── INPUT ──

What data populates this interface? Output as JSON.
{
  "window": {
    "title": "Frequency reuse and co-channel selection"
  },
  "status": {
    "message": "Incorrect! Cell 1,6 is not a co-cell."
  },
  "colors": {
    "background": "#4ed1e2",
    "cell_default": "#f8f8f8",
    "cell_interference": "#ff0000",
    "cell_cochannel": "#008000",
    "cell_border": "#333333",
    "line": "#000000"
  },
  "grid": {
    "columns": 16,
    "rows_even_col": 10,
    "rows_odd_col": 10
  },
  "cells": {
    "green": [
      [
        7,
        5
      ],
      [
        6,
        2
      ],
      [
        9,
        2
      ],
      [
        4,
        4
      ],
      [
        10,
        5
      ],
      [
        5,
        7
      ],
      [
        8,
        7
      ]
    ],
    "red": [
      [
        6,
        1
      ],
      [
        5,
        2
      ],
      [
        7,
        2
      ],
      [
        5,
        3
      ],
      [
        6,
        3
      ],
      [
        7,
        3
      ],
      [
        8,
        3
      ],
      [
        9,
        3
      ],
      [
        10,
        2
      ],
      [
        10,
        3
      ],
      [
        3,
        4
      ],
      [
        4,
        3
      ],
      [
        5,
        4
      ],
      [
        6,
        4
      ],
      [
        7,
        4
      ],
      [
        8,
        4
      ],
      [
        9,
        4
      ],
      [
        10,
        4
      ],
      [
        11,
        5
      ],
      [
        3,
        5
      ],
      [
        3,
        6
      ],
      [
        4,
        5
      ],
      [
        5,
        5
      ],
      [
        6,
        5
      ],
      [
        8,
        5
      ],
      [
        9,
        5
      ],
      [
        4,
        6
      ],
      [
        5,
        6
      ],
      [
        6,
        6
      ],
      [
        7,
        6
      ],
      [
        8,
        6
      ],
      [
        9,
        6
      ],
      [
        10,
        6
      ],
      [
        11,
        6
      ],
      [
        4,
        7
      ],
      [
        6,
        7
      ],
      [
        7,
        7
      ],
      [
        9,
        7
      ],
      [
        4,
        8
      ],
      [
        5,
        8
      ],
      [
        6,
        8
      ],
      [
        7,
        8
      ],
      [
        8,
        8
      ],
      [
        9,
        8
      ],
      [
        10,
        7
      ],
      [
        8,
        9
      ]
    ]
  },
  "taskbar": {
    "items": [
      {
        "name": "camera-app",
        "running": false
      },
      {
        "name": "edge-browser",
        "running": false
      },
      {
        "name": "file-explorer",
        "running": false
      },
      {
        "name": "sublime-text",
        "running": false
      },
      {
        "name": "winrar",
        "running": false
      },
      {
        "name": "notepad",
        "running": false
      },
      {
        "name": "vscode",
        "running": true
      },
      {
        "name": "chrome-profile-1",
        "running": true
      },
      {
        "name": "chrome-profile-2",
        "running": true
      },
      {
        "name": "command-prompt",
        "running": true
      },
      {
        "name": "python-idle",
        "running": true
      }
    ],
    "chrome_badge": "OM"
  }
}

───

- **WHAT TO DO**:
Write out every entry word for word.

- **YOUR RESPONSE**:
What data populates this interface? Output as JSON.
{
  "window": {
    "title": "Frequency reuse and co-channel selection"
  },
  "status": {
    "message": "Incorrect! Cell 1,6 is not a co-cell."
  },
  "colors": {
    "background": "#4ed1e2",
    "cell_default": "#f8f8f8",
    "cell_interference": "#ff0000",
    "cell_cochannel": "#008000",
    "cell_border": "#333333",
    "line": "#000000"
  },
  "grid": {
    "columns": 16,
    "rows_even_col": 10,
    "rows_odd_col": 10
  },
  "cells": {
    "green": [
      [
        7,
        5
      ],
      [
        6,
        2
      ],
      [
        9,
        2
      ],
      [
        4,
        4
      ],
      [
        10,
        5
      ],
      [
        5,
        7
      ],
      [
        8,
        7
      ]
    ],
    "red": [
      [
        6,
        1
      ],
      [
        5,
        2
      ],
      [
        7,
        2
      ],
      [
        5,
        3
      ],
      [
        6,
        3
      ],
      [
        7,
        3
      ],
      [
        8,
        3
      ],
      [
        9,
        3
      ],
      [
        10,
        2
      ],
      [
        10,
        3
      ],
      [
        3,
        4
      ],
      [
        4,
        3
      ],
      [
        5,
        4
      ],
      [
        6,
        4
      ],
      [
        7,
        4
      ],
      [
        8,
        4
      ],
      [
        9,
        4
      ],
      [
        10,
        4
      ],
      [
        11,
        5
      ],
      [
        3,
        5
      ],
      [
        3,
        6
      ],
      [
        4,
        5
      ],
      [
        5,
        5
      ],
      [
        6,
        5
      ],
      [
        8,
        5
      ],
      [
        9,
        5
      ],
      [
        4,
        6
      ],
      [
        5,
        6
      ],
      [
        6,
        6
      ],
      [
        7,
        6
      ],
      [
        8,
        6
      ],
      [
        9,
        6
      ],
      [
        10,
        6
      ],
      [
        11,
        6
      ],
      [
        4,
        7
      ],
      [
        6,
        7
      ],
      [
        7,
        7
      ],
      [
        9,
        7
      ],
      [
        4,
        8
      ],
      [
        5,
        8
      ],
      [
        6,
        8
      ],
      [
        7,
        8
      ],
      [
        8,
        8
      ],
      [
        9,
        8
      ],
      [
        10,
        7
      ],
      [
        8,
        9
      ]
    ]
  },
  "taskbar": {
    "items": [
      {
        "name": "camera-app",
        "running": false
      },
      {
        "name": "edge-browser",
        "running": false
      },
      {
        "name": "file-explorer",
        "running": false
      },
      {
        "name": "sublime-text",
        "running": false
      },
      {
        "name": "winrar",
        "running": false
      },
      {
        "name": "notepad",
        "running": false
      },
      {
        "name": "vscode",
        "running": true
      },
      {
        "name": "chrome-profile-1",
        "running": true
      },
      {
        "name": "chrome-profile-2",
        "running": true
      },
      {
        "name": "command-prompt",
        "running": true
      },
      {
        "name": "python-idle",
        "running": true
      }
    ],
    "chrome_badge": "OM"
  }
}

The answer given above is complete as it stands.